Before you start dragging hoses or fire up that automated irrigation system, keep a few things in mind.

Newly-planted trees, shrubs and lawns and vegetable gardens will need the most help during hot and dry periods. Well-established trees and shrubs should be able to make it through a “normal” summer – however you define “normal” – without a lot of irrigation help. Just remember to water thoroughly and deeply each time and wait for slight signs of stress to time your next watering.

The most common reason that new trees and shrubs fail in the landscape is not getting adequate water. That doesn’t mean you should leave the water on 24/7 and float the poor tree out of the ground, but thorough waterings several times a week are in order as it becomes established. Watch the newest growth for slight wilting if you’re not sure how often to water. Short-term wilting won’t ruin the plant.

If you’re trying to manage a newly-sodded lawn, things are a bit different. Immediately after laying the sod, water lightly several times during the warmest part of the day. For instance, you might set up your irrigation system to water at 11:00 a.m., 1:00 p.m. and 3:00 p.m. to help the rootless grass stay hydrated. Since you don’t have a significant root system yet, deep watering is a waste. You just want to keep the top two inches or so moist. Follow that schedule during the first week after laying the new sod. As the grass “tacks down” or begins to root, reduce the number of waterings but add more time to each so that the soil is wetted more deeply. After three weeks or so you can go back to infrequent, thorough waterings based on visible signs of stress from the grass.
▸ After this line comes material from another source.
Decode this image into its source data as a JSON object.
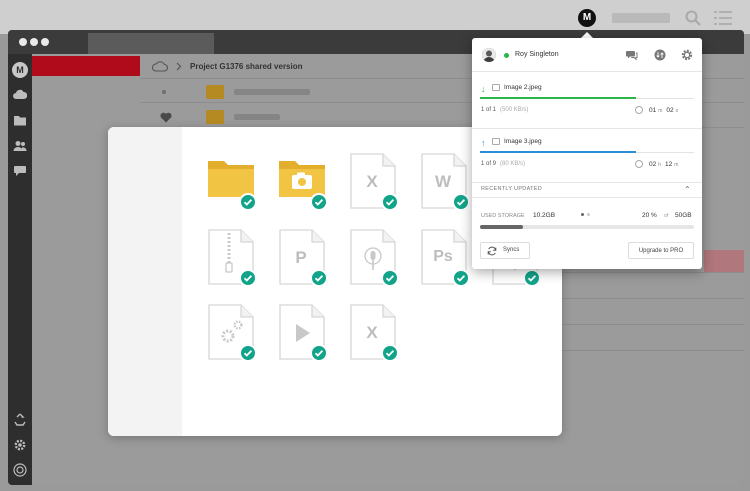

You often hear rules-of-thumb that suggest adding 1 to 1 ½ inches of water every 5 to 7 rainless days. Rules-of-thumb are inherently flawed but sometimes it’s all we have. One question we get a lot is, “How long does it take to apply 1 inch of water?”  The definitive answer is, “It depends.”  It depends on your water supply and the type of equipment you are using. The solution is a tuna can. Place empty tuna cans around the area and run the irrigation. Since the height of a tuna can is about 1 inch, the time it takes to fill the can will tell you how long you need to run the system.

If you have an automated irrigation system, consider adding a “rain check” device that will interrupt what’s been programmed into the controller when there has been adequate rainfall. These simple devices are great for saving water when you’re away. Wouldn’t it be great if we didn’t have to see irrigation systems running in the middle of a summer deluge? Rain checks are available at any store that sells irrigation supplies.